What do you think?


I figure that a similar arrangement with white and red vegetables might catch the eyes of the little ones on Valentine's Day.  Other foods of these colors which are more common and palatable to most are mushrooms and radish halves.  For St. Patrick's Day, one could keep the whites and greens and perhaps add said mushrooms, zucchini sticks or rounds, turnip sticks, and broccoflower, or choose a rainbow of colors.  Click here to visit my Lunch Love Part III: Veggie-licious entry to see the beauty of the latter!


Crunchy Christmas Tree

Another way we have displayed vegetables for Christmas was like a decorated tree. In case you are new to the blog and didn't see this earlier, here is my daughter's original creation from a few holidays back:

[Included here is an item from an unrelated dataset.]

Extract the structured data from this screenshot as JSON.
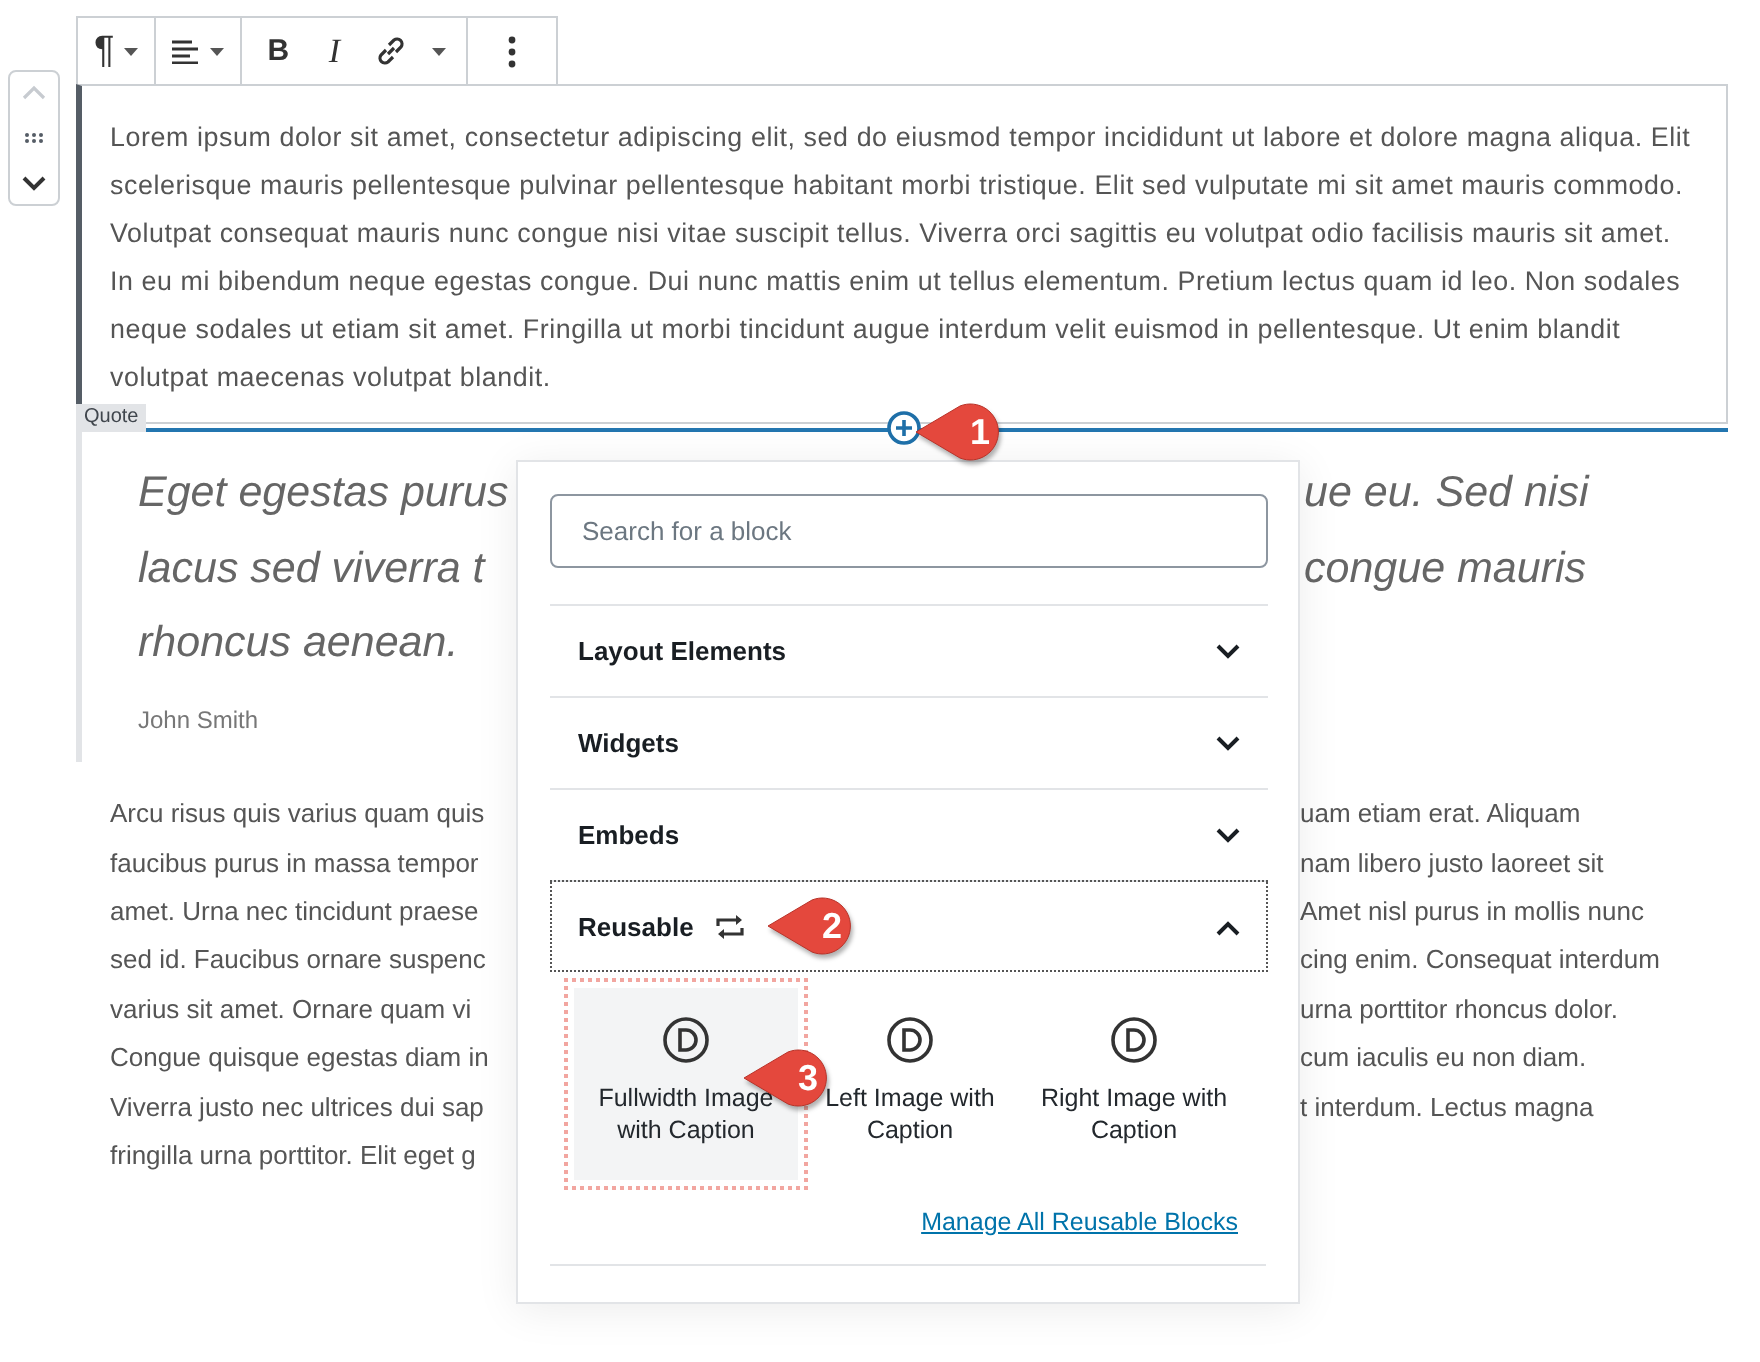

Cranberry Stuffed-Celery

At my school, the staff take turns supplying snacks for monthly meetings and PD activities.  I got the idea for this tasty celery snack from the Kraft website.  The recipe is called Creamy Cranberry-Stuffed Celery and is simply dried cranberries mixed into lower-fat Philadelphia cream cheese, then spread (read: jostled as neatly as possible) into celery ribs.  A helpful hint is to pick stalks with an opening at least as wide as your pinkie as the dried cranberries and cream cheese need more room than you'd think!  After spreading the mixture on the ribs, I cut them into snack-sized lengths.  The staff really enjoyed them.
On one occasion near Christmas when I was asked to bring a snack for a youth group, I toasted some sliced almonds, chopped them up a bit, and pressed them on top of half of the sticks.  Then I thought up a festive arrangement for them and this was the result:
The other healthy-ish creation I made this year was meant to be for Christmas 2011 but I'd run out of time. Stayed tuned for the story of "Jennifer Vs. The Grinch," coming very soon!

Thanks for crunching by my island and a very happy, healthy 2013 to you.